He stares a moment
at how his work has broken the flat of the sky,
then slips inside and curls head to knees,
wrapping his arms tight round.
Look at him willing himself not to be
as if lost in a December
with barely a car along all its roads
or stranded at the fag-end of breakfast
as time pushes down a long table
to a mound of colourless grapes.
He might even think himself
the hem of a cancelled midsummer
brushing silent over the roofs of parish halls
where the streamers have stayed
rucked in their boxes, where the dance
has tried and failed to recover its weave.
Michael W. Thomas‘s latest poetry collection is Under Smoky Light (Offa’s Press, 2020). His latest prose collection is Sing Ho! Stout Cortez: Novellas and Stories (Black Pear Press, 2021). He lived in Canada for many years and now lives in Worcestershire. His work has appeared in The Antigonish Review, Critical Survey, Under the Radar and The TLS, among others. For several years he was poet-in-residence at the Robert Frost Poetry Festival, Key West, Florida.
Note: This poem was first published in Critical Survey, 33, nos 3-4 (September 2021).
Dingle in the Coming of Winter
Ireland – Nov ‘17
So much of it is memory –
the sea slapping at the harbour wall,
the fishing boats nodding to each other
from their moorings.
Some days the mountains are misted,
vision limited to what’s close at hand –
a murder of crows
revelling in their black arts,
staking out the green
between the harbour and the road,
goose-stepping the kerb, cocking
their heads at any trespass.
The road itself seems a little stiff
as it moves up past the bright pastels
of houses and shop fronts. I stop
to rest at a shop window.
Young girls conspire
in the doorway, giggling in the old language,
replenishing the myth
that youth lasts forever.
Rain gathers in the sky like an argument.
In evening bars, lines of glasses
un-cloud to black. But there is tiredness too –
the months have slowed,
cold has found its way into bone.
I came here, feeling the need to drown
in the untamed weather, escape, be
in Dingle in the coming of winter, understand
that this is just the way of things:
land trying to outlive the sea;
winter tapping at the door,
selling its soft white promise of sleep.
Frank Dullaghan is an Irish writer now returned to living in the UK after 15 years in the Middle and Far East. His poetry has been widely published in international literary journals. Frank was a co-founder of the Essex Poetry Festival and chaired the judging panel for The Young Essex Poet of the Year competition. He was also editor of Seam Poetry Magazine for many years. Frank has five collections of poetry the most recent being In the Coming of Winter, 2021 from Cinnamon Press. Secrets of the Body, 2016, a pamphlet of poems about the mythical Pope Joan, published by Eyewear Publishing in the UK.

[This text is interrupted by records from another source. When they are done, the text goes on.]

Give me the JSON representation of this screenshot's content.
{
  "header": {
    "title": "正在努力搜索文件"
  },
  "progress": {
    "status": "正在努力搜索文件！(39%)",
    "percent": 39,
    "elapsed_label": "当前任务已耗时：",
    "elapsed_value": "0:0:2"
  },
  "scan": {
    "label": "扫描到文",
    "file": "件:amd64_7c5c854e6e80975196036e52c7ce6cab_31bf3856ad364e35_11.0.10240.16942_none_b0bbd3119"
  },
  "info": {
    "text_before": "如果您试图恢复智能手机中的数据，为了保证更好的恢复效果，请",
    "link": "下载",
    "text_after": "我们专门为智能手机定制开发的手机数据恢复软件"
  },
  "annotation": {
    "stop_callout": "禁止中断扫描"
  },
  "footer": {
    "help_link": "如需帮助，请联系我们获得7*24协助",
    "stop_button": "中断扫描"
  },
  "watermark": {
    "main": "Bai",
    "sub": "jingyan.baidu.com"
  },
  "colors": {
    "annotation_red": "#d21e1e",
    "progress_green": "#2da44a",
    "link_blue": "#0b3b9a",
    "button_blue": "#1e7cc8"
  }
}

In Dubai, he has run workshops in poetry and short story writing in schools, university and for various literary and writing groups. He was an active member of the spoken word collectives Poeticians and Punch. His screenplay for the short film Melody featured in the best short films of the Dubai 48 hour Film competition in 2012 and won the audience award for best short film in the Mumbai Women’s international Film Festival. His first full length movie script, Everything You Ever Believed, is currently under a ‘Shopping Agreement’ from Voyage Media in the US. He has had short stage plays regularly included in Dubai performances. His short story A Place of Grace was shortlisted in the London Magazine Short Story Competition 2017.